What you will do: Would you please repeat the data exactly as given?

Data for processing:
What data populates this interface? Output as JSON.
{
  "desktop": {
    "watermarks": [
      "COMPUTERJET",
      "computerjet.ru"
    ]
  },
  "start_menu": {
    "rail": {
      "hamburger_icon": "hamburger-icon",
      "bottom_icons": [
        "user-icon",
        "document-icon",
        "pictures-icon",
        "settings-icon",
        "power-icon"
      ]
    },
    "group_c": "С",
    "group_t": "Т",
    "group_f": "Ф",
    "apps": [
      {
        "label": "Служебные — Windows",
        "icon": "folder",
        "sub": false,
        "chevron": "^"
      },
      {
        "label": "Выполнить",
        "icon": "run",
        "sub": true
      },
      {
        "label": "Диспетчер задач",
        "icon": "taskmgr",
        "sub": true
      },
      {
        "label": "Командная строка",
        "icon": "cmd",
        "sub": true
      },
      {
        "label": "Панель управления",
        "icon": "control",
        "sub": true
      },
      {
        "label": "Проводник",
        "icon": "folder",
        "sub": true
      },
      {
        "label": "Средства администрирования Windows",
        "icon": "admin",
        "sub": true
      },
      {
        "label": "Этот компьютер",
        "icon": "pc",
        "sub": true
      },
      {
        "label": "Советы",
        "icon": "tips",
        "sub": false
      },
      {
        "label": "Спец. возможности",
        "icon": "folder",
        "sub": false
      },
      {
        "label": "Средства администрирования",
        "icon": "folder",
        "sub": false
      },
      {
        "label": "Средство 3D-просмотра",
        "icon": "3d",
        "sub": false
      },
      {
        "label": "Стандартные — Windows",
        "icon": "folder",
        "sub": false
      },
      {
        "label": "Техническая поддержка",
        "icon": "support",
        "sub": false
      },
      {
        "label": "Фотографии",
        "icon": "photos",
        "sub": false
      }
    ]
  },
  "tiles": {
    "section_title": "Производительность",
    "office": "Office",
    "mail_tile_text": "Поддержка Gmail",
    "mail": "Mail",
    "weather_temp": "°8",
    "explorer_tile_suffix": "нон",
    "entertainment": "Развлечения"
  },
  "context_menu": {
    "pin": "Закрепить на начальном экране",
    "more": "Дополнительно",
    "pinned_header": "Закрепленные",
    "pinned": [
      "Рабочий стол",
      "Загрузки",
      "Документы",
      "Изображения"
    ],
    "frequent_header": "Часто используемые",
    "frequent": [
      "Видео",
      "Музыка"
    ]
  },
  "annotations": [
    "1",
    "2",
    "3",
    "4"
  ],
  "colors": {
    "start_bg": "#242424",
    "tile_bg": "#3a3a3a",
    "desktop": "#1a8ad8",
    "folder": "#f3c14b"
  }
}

Answer below:
What data populates this interface? Output as JSON.
{
  "desktop": {
    "watermarks": [
      "COMPUTERJET",
      "computerjet.ru"
    ]
  },
  "start_menu": {
    "rail": {
      "hamburger_icon": "hamburger-icon",
      "bottom_icons": [
        "user-icon",
        "document-icon",
        "pictures-icon",
        "settings-icon",
        "power-icon"
      ]
    },
    "group_c": "С",
    "group_t": "Т",
    "group_f": "Ф",
    "apps": [
      {
        "label": "Служебные — Windows",
        "icon": "folder",
        "sub": false,
        "chevron": "^"
      },
      {
        "label": "Выполнить",
        "icon": "run",
        "sub": true
      },
      {
        "label": "Диспетчер задач",
        "icon": "taskmgr",
        "sub": true
      },
      {
        "label": "Командная строка",
        "icon": "cmd",
        "sub": true
      },
      {
        "label": "Панель управления",
        "icon": "control",
        "sub": true
      },
      {
        "label": "Проводник",
        "icon": "folder",
        "sub": true
      },
      {
        "label": "Средства администрирования Windows",
        "icon": "admin",
        "sub": true
      },
      {
        "label": "Этот компьютер",
        "icon": "pc",
        "sub": true
      },
      {
        "label": "Советы",
        "icon": "tips",
        "sub": false
      },
      {
        "label": "Спец. возможности",
        "icon": "folder",
        "sub": false
      },
      {
        "label": "Средства администрирования",
        "icon": "folder",
        "sub": false
      },
      {
        "label": "Средство 3D-просмотра",
        "icon": "3d",
        "sub": false
      },
      {
        "label": "Стандартные — Windows",
        "icon": "folder",
        "sub": false
      },
      {
        "label": "Техническая поддержка",
        "icon": "support",
        "sub": false
      },
      {
        "label": "Фотографии",
        "icon": "photos",
        "sub": false
      }
    ]
  },
  "tiles": {
    "section_title": "Производительность",
    "office": "Office",
    "mail_tile_text": "Поддержка Gmail",
    "mail": "Mail",
    "weather_temp": "°8",
    "explorer_tile_suffix": "нон",
    "entertainment": "Развлечения"
  },
  "context_menu": {
    "pin": "Закрепить на начальном экране",
    "more": "Дополнительно",
    "pinned_header": "Закрепленные",
    "pinned": [
      "Рабочий стол",
      "Загрузки",
      "Документы",
      "Изображения"
    ],
    "frequent_header": "Часто используемые",
    "frequent": [
      "Видео",
      "Музыка"
    ]
  },
  "annotations": [
    "1",
    "2",
    "3",
    "4"
  ],
  "colors": {
    "start_bg": "#242424",
    "tile_bg": "#3a3a3a",
    "desktop": "#1a8ad8",
    "folder": "#f3c14b"
  }
}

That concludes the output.